I have various meetings during the week and hours at the reference desk; email at email@example.com or call 278-5672 to ask a question or request an appointment.
Monday, Office 9am-6pm Reference Desk 4-6 pm
Tuesday, Thursday, & Friday, Office 9:00am-5:00 pm
Wednesday Office 9:00am-5:00 pm except 3-4 pm (24/7 reference)
You can always ask for assistance at our Reference Desk: 916 278-5673
Last Amazon. Wonder Woman Returns. By Jill Lepore. New Yorker. September 22, 2014, pp 63-74
Lepore is a Harvard historian and a staff writer for the New Yorker. Her article on Wonder Woman discusses the recent inclusion of the character in movies and her creator (a male psychologist) whose family was invovled with women's suffrage and feminism.
'Passages' Author Reflects On Her Own Life Journey by NPR Staff, September 20, 2014 4:55 PM ET
Journalist and author Gail Sheehy has taken readers into the minds and hearts of countless important figures.

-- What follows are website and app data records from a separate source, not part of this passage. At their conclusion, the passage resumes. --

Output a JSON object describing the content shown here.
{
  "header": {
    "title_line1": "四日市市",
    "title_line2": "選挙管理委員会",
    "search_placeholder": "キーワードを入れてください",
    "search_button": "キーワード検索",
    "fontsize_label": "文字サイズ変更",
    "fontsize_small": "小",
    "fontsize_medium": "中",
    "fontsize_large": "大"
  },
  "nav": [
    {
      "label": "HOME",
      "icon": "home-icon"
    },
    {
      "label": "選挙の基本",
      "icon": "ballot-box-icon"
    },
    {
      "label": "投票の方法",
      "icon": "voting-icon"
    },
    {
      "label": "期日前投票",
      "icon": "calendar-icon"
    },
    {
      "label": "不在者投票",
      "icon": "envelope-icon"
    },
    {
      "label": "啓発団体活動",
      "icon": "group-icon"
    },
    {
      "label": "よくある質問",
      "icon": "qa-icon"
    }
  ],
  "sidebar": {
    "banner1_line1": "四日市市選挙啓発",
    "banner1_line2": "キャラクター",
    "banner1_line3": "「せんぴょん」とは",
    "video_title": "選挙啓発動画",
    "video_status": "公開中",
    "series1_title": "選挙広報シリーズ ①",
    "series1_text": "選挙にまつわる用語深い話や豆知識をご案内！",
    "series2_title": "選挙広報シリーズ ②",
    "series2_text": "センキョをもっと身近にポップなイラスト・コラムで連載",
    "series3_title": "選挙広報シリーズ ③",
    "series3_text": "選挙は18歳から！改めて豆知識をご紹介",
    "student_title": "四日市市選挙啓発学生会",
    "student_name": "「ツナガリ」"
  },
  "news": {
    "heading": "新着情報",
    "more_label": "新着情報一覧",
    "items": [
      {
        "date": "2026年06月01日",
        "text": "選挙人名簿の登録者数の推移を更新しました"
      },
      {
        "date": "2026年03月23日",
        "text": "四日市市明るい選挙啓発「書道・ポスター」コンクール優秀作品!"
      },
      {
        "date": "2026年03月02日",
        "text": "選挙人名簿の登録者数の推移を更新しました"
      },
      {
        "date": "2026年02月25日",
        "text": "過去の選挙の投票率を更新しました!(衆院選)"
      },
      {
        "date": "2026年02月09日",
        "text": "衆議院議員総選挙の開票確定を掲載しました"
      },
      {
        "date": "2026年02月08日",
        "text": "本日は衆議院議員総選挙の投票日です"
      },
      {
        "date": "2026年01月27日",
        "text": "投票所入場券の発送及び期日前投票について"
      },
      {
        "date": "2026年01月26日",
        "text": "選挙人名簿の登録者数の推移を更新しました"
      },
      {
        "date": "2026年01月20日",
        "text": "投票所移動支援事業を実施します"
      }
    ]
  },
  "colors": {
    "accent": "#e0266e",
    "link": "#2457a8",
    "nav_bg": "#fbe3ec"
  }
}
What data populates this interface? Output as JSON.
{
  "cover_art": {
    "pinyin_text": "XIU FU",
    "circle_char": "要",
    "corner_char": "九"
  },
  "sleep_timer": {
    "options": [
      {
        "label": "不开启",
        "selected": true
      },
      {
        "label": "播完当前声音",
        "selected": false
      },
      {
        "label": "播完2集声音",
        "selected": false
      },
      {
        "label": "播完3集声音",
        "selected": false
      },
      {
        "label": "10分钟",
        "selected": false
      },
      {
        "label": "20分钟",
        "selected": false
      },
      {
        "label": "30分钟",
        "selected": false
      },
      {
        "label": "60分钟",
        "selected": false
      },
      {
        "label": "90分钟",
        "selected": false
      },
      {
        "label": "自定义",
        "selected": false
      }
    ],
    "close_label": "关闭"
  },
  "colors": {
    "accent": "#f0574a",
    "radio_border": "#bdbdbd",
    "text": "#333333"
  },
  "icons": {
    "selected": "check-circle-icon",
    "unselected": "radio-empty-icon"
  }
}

Throughout her career, she's written in-depth character portraits of Hillary Clinton, Michael Gorbachev and Margaret Thatcher, among others. She's also dug deep into people's lives and personalities more broadly. Her influential 1976 bestseller Passages examined the predictable crises people experience as they age, and follow-ups like The Silent Passage: Menopause and Understanding Men's Passages continued to map how people change as time goes on. But in her latest book, Daring: My Passages, Sheehy turns inward, reflecting on her own life journey. This time, her subject is a trailblazing woman who made a name for herself in journalism at a time when it was dominated by men. Sheehy worked in the women's department of the New York Herald Tribune, known as "the estrogen zone," before becoming a pioneer of long-form magazine journalism in the late 1960s.
For Working Mothers, a Price to Pay, Claire Cain Miller. New York Times. September 7, 2014.
"One of the worst career moves a woman can make is to have children. Mothers are less likely to be hired for jobs, to be perceived as competent at work or to be paid as much as their male colleagues with the same qualifications. For men, meanwhile, having a child is good for their careers. They are more likely to be hired than childless men, and tend to be paid more after they have children."
Troll Slayer: A Cambridge Classicist Takes on Her Sexist Detractors. Rebecca Mead. New Yorker. Volume 90, no 25, Sept. 1, 2014. pp 30-36.
Profile of professor Mary Beard, a British classicist and prolific writer. "With ambiale indignation, she explored the ways that men have silenced outspoken women since the days of the ancients." in a lecture at the British Museum titled "Oh Do Shut Up Dear".